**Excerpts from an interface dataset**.

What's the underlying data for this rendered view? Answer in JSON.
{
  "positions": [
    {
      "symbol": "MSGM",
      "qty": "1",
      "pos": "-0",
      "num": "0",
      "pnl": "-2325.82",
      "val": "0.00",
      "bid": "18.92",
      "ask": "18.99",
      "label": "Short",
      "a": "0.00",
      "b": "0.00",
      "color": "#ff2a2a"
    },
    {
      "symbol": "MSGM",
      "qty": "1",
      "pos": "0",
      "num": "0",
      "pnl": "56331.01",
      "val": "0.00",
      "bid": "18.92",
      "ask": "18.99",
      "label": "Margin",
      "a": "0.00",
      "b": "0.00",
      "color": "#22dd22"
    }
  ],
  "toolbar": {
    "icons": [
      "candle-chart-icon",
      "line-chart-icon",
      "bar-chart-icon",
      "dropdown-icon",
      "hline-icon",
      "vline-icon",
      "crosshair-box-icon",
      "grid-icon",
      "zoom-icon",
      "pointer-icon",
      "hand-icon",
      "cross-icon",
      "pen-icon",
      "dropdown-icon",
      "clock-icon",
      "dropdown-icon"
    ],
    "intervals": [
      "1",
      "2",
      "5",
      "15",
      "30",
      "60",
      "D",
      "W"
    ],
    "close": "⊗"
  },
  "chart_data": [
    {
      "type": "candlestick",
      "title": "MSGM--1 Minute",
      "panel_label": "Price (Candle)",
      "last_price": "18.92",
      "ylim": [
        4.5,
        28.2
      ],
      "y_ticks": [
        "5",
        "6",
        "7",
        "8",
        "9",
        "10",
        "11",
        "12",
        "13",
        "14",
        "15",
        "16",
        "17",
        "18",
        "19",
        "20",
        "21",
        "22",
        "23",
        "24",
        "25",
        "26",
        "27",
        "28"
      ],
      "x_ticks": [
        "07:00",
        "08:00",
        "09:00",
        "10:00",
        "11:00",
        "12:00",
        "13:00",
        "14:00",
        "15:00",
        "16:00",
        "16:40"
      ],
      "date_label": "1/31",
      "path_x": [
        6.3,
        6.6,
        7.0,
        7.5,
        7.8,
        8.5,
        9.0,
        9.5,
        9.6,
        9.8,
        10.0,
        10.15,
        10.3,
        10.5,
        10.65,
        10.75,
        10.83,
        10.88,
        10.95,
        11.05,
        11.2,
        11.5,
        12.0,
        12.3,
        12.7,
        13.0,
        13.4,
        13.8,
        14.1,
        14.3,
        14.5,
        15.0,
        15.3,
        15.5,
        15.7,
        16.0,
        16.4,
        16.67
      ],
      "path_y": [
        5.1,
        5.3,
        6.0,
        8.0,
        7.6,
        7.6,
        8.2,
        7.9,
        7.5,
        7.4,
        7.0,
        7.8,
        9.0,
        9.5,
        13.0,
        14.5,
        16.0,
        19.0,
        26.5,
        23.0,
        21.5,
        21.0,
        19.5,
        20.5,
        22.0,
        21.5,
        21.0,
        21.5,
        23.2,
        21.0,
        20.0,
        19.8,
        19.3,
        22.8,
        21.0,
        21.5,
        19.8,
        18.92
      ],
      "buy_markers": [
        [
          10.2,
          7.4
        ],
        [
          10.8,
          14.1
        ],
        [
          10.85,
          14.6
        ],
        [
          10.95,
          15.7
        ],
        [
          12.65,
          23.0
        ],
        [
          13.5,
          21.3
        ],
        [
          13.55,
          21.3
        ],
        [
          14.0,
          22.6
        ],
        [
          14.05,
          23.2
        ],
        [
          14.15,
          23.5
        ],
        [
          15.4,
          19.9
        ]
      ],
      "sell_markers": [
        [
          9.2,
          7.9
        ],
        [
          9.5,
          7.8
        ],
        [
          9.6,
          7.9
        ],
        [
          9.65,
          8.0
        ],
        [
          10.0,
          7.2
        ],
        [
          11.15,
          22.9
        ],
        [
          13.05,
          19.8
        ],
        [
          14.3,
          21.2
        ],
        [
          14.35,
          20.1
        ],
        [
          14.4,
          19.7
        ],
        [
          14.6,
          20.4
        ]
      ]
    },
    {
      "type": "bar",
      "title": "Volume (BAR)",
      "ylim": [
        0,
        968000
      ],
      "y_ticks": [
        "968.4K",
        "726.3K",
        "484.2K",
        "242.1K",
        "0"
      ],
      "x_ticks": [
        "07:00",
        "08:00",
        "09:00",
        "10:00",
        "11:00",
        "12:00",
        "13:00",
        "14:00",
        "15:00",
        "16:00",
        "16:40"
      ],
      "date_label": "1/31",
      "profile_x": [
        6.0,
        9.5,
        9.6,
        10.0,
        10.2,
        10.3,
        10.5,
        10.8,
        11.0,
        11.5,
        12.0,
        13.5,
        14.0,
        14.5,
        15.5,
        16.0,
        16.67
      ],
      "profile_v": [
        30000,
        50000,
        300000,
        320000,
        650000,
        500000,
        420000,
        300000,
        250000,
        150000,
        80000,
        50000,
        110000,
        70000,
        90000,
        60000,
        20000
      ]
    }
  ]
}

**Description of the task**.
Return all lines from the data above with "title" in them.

**Solved exercise**.
      "title": "MSGM--1 Minute",
      "title": "Volume (BAR)",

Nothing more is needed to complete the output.